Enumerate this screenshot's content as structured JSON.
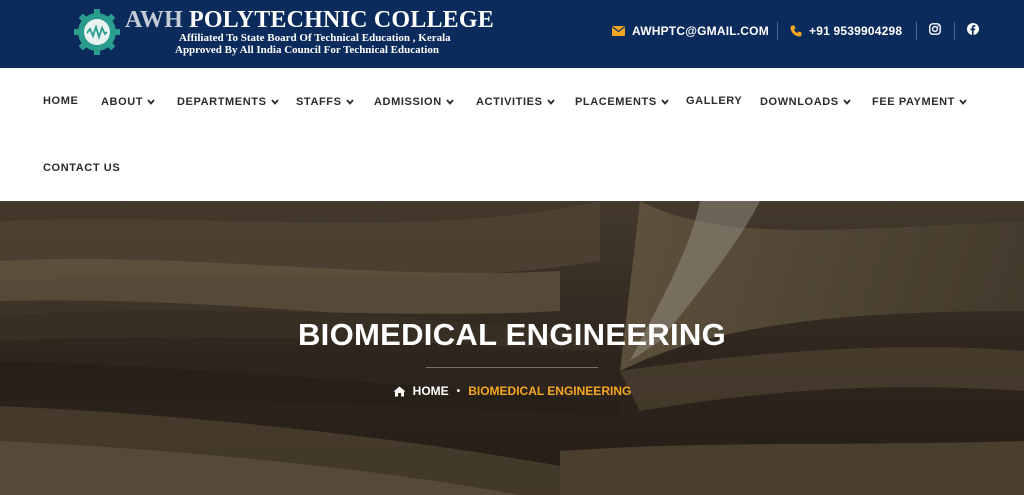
{
  "header": {
    "brand_prefix": "AWH",
    "brand_name": "POLYTECHNIC COLLEGE",
    "affiliation": "Affiliated To State Board Of Technical Education , Kerala",
    "approval": "Approved By All India Council For Technical Education",
    "email": "AWHPTC@GMAIL.COM",
    "phone": "+91 9539904298",
    "social": [
      "instagram-icon",
      "facebook-icon"
    ]
  },
  "nav": {
    "items": [
      {
        "label": "HOME",
        "dropdown": false
      },
      {
        "label": "ABOUT",
        "dropdown": true
      },
      {
        "label": "DEPARTMENTS",
        "dropdown": true
      },
      {
        "label": "STAFFS",
        "dropdown": true
      },
      {
        "label": "ADMISSION",
        "dropdown": true
      },
      {
        "label": "ACTIVITIES",
        "dropdown": true
      },
      {
        "label": "PLACEMENTS",
        "dropdown": true
      },
      {
        "label": "GALLERY",
        "dropdown": false
      },
      {
        "label": "DOWNLOADS",
        "dropdown": true
      },
      {
        "label": "FEE PAYMENT",
        "dropdown": true
      },
      {
        "label": "CONTACT US",
        "dropdown": false
      }
    ]
  },
  "hero": {
    "title": "BIOMEDICAL ENGINEERING",
    "breadcrumb": {
      "home": "HOME",
      "separator": "•",
      "current": "BIOMEDICAL ENGINEERING"
    }
  },
  "colors": {
    "topbar": "#0b2b5c",
    "accent": "#f5a623",
    "nav_text": "#2b2b2b"
  }
}
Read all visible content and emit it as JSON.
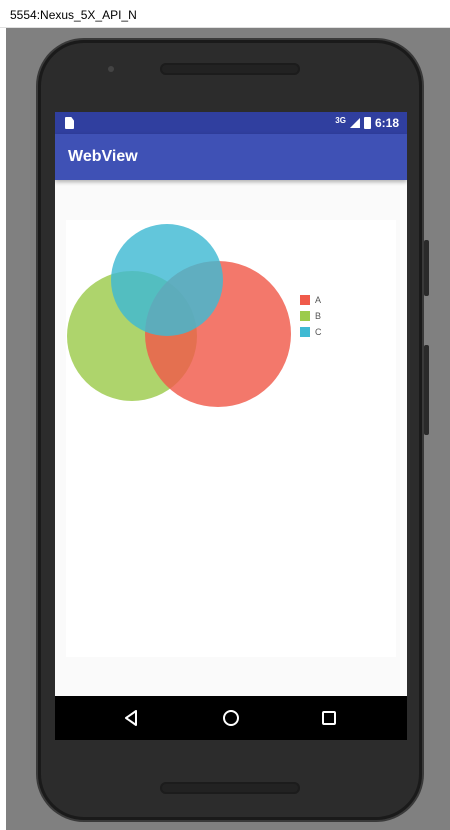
{
  "window": {
    "title": "5554:Nexus_5X_API_N"
  },
  "status_bar": {
    "network": "3G",
    "time": "6:18"
  },
  "app_bar": {
    "title": "WebView"
  },
  "chart_data": {
    "type": "venn",
    "sets": [
      {
        "name": "A",
        "color": "#f05a4a"
      },
      {
        "name": "B",
        "color": "#9ccb4c"
      },
      {
        "name": "C",
        "color": "#3fbad3"
      }
    ],
    "legend_position": "right",
    "title": ""
  },
  "nav_bar": {
    "buttons": [
      "back",
      "home",
      "recents"
    ]
  }
}
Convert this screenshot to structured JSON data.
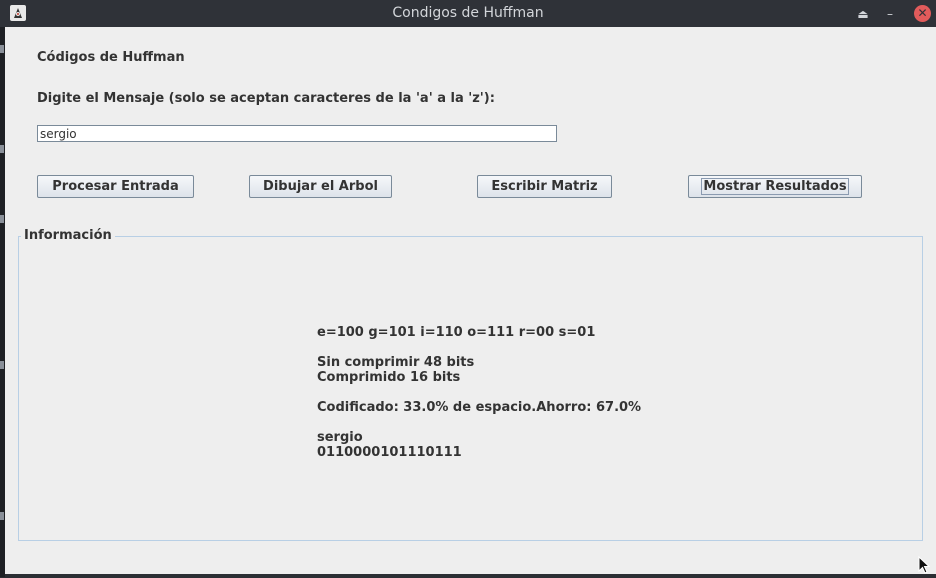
{
  "window": {
    "title": "Condigos de Huffman",
    "controls": {
      "shade": "⏏",
      "minimize": "–",
      "close": "✕"
    }
  },
  "header": {
    "title": "Códigos de Huffman",
    "prompt": "Digite el Mensaje (solo se aceptan caracteres de la 'a' a la 'z'):"
  },
  "input": {
    "value": "sergio",
    "placeholder": ""
  },
  "buttons": {
    "procesar": "Procesar Entrada",
    "dibujar": "Dibujar el Arbol",
    "escribir": "Escribir Matriz",
    "mostrar": "Mostrar Resultados"
  },
  "info": {
    "title": "Información",
    "codes": "e=100 g=101 i=110 o=111 r=00 s=01",
    "uncompressed": "Sin comprimir 48 bits",
    "compressed": "Comprimido 16 bits",
    "ratio": "Codificado: 33.0% de espacio.Ahorro: 67.0%",
    "message": "sergio",
    "encoded": "0110000101110111"
  },
  "colors": {
    "titlebar": "#2f3238",
    "window_bg": "#eeeeee",
    "close_button": "#e25b5b",
    "group_border": "#b8cfe5"
  },
  "icons": {
    "app": "java-duke-icon",
    "shade": "eject-icon",
    "minimize": "minimize-icon",
    "close": "close-icon",
    "cursor": "mouse-pointer-icon"
  }
}
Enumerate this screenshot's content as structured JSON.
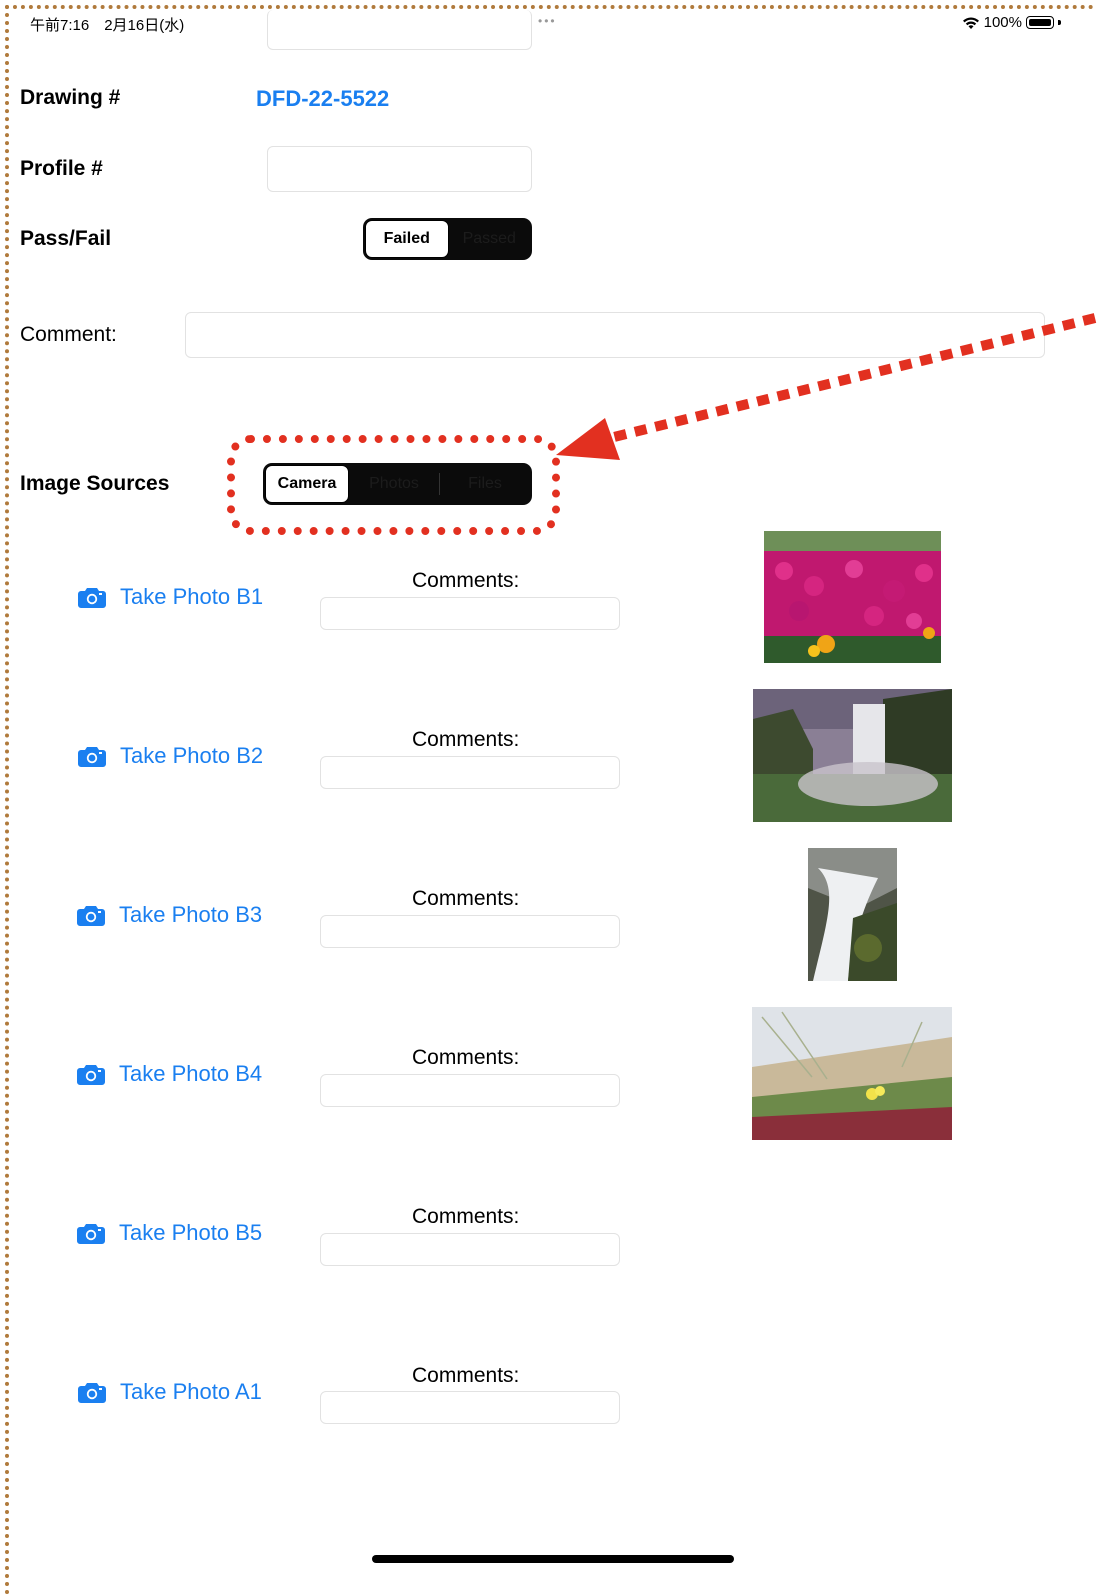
{
  "status_bar": {
    "time_date": "午前7:16　2月16日(水)",
    "dots": "•••",
    "battery_text": "100%"
  },
  "form": {
    "drawing_label": "Drawing #",
    "drawing_value": "DFD-22-5522",
    "profile_label": "Profile #",
    "profile_value": "",
    "passfail_label": "Pass/Fail",
    "passfail_options": [
      "Failed",
      "Passed"
    ],
    "passfail_selected": "Failed",
    "comment_label": "Comment:",
    "comment_value": ""
  },
  "image_sources": {
    "label": "Image Sources",
    "options": [
      "Camera",
      "Photos",
      "Files"
    ],
    "selected": "Camera"
  },
  "photos": [
    {
      "button_label": "Take Photo B1",
      "comments_label": "Comments:",
      "comment": "",
      "thumbnail": "flowers-pink"
    },
    {
      "button_label": "Take Photo B2",
      "comments_label": "Comments:",
      "comment": "",
      "thumbnail": "waterfall-cliff"
    },
    {
      "button_label": "Take Photo B3",
      "comments_label": "Comments:",
      "comment": "",
      "thumbnail": "waterfall-rocks"
    },
    {
      "button_label": "Take Photo B4",
      "comments_label": "Comments:",
      "comment": "",
      "thumbnail": "dune-flower"
    },
    {
      "button_label": "Take Photo B5",
      "comments_label": "Comments:",
      "comment": "",
      "thumbnail": ""
    },
    {
      "button_label": "Take Photo A1",
      "comments_label": "Comments:",
      "comment": "",
      "thumbnail": ""
    }
  ],
  "colors": {
    "accent": "#1a7ff0",
    "annotation": "#e23020",
    "segment_bg": "#0b0b0b"
  }
}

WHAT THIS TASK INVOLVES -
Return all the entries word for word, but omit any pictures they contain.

OUTPUT FOR THIS EXERCISE -
Enumerate this screenshot's content as structured JSON.
{
  "header": {
    "brand_prefix": "AWH",
    "brand_name": "POLYTECHNIC COLLEGE",
    "affiliation": "Affiliated To State Board Of Technical Education , Kerala",
    "approval": "Approved By All India Council For Technical Education",
    "email": "AWHPTC@GMAIL.COM",
    "phone": "+91 9539904298",
    "social": [
      "instagram-icon",
      "facebook-icon"
    ]
  },
  "nav": {
    "items": [
      {
        "label": "HOME",
        "dropdown": false
      },
      {
        "label": "ABOUT",
        "dropdown": true
      },
      {
        "label": "DEPARTMENTS",
        "dropdown": true
      },
      {
        "label": "STAFFS",
        "dropdown": true
      },
      {
        "label": "ADMISSION",
        "dropdown": true
      },
      {
        "label": "ACTIVITIES",
        "dropdown": true
      },
      {
        "label": "PLACEMENTS",
        "dropdown": true
      },
      {
        "label": "GALLERY",
        "dropdown": false
      },
      {
        "label": "DOWNLOADS",
        "dropdown": true
      },
      {
        "label": "FEE PAYMENT",
        "dropdown": true
      },
      {
        "label": "CONTACT US",
        "dropdown": false
      }
    ]
  },
  "hero": {
    "title": "BIOMEDICAL ENGINEERING",
    "breadcrumb": {
      "home": "HOME",
      "separator": "•",
      "current": "BIOMEDICAL ENGINEERING"
    }
  },
  "colors": {
    "topbar": "#0b2b5c",
    "accent": "#f5a623",
    "nav_text": "#2b2b2b"
  }
}
Read all visible content and emit it as JSON.
{
  "window": {
    "title": "5554:Nexus_5X_API_N"
  },
  "status_bar": {
    "network": "3G",
    "time": "6:18"
  },
  "app_bar": {
    "title": "WebView"
  },
  "chart_data": {
    "type": "venn",
    "sets": [
      {
        "name": "A",
        "color": "#f05a4a"
      },
      {
        "name": "B",
        "color": "#9ccb4c"
      },
      {
        "name": "C",
        "color": "#3fbad3"
      }
    ],
    "legend_position": "right",
    "title": ""
  },
  "nav_bar": {
    "buttons": [
      "back",
      "home",
      "recents"
    ]
  }
}
Convert this screenshot to structured JSON data.
{
  "window": {
    "title": "Condigos de Huffman",
    "controls": {
      "shade": "⏏",
      "minimize": "–",
      "close": "✕"
    }
  },
  "header": {
    "title": "Códigos de Huffman",
    "prompt": "Digite el Mensaje (solo se aceptan caracteres de la 'a' a la 'z'):"
  },
  "input": {
    "value": "sergio",
    "placeholder": ""
  },
  "buttons": {
    "procesar": "Procesar Entrada",
    "dibujar": "Dibujar el Arbol",
    "escribir": "Escribir Matriz",
    "mostrar": "Mostrar Resultados"
  },
  "info": {
    "title": "Información",
    "codes": "e=100 g=101 i=110 o=111 r=00 s=01",
    "uncompressed": "Sin comprimir 48 bits",
    "compressed": "Comprimido 16 bits",
    "ratio": "Codificado: 33.0% de espacio.Ahorro: 67.0%",
    "message": "sergio",
    "encoded": "0110000101110111"
  },
  "colors": {
    "titlebar": "#2f3238",
    "window_bg": "#eeeeee",
    "close_button": "#e25b5b",
    "group_border": "#b8cfe5"
  },
  "icons": {
    "app": "java-duke-icon",
    "shade": "eject-icon",
    "minimize": "minimize-icon",
    "close": "close-icon",
    "cursor": "mouse-pointer-icon"
  }
}
Enumerate this screenshot's content as structured JSON.
{
  "status_bar": {
    "time_date": "午前7:16　2月16日(水)",
    "dots": "•••",
    "battery_text": "100%"
  },
  "form": {
    "drawing_label": "Drawing #",
    "drawing_value": "DFD-22-5522",
    "profile_label": "Profile #",
    "profile_value": "",
    "passfail_label": "Pass/Fail",
    "passfail_options": [
      "Failed",
      "Passed"
    ],
    "passfail_selected": "Failed",
    "comment_label": "Comment:",
    "comment_value": ""
  },
  "image_sources": {
    "label": "Image Sources",
    "options": [
      "Camera",
      "Photos",
      "Files"
    ],
    "selected": "Camera"
  },
  "photos": [
    {
      "button_label": "Take Photo B1",
      "comments_label": "Comments:",
      "comment": "",
      "thumbnail": "flowers-pink"
    },
    {
      "button_label": "Take Photo B2",
      "comments_label": "Comments:",
      "comment": "",
      "thumbnail": "waterfall-cliff"
    },
    {
      "button_label": "Take Photo B3",
      "comments_label": "Comments:",
      "comment": "",
      "thumbnail": "waterfall-rocks"
    },
    {
      "button_label": "Take Photo B4",
      "comments_label": "Comments:",
      "comment": "",
      "thumbnail": "dune-flower"
    },
    {
      "button_label": "Take Photo B5",
      "comments_label": "Comments:",
      "comment": "",
      "thumbnail": ""
    },
    {
      "button_label": "Take Photo A1",
      "comments_label": "Comments:",
      "comment": "",
      "thumbnail": ""
    }
  ],
  "colors": {
    "accent": "#1a7ff0",
    "annotation": "#e23020",
    "segment_bg": "#0b0b0b"
  }
}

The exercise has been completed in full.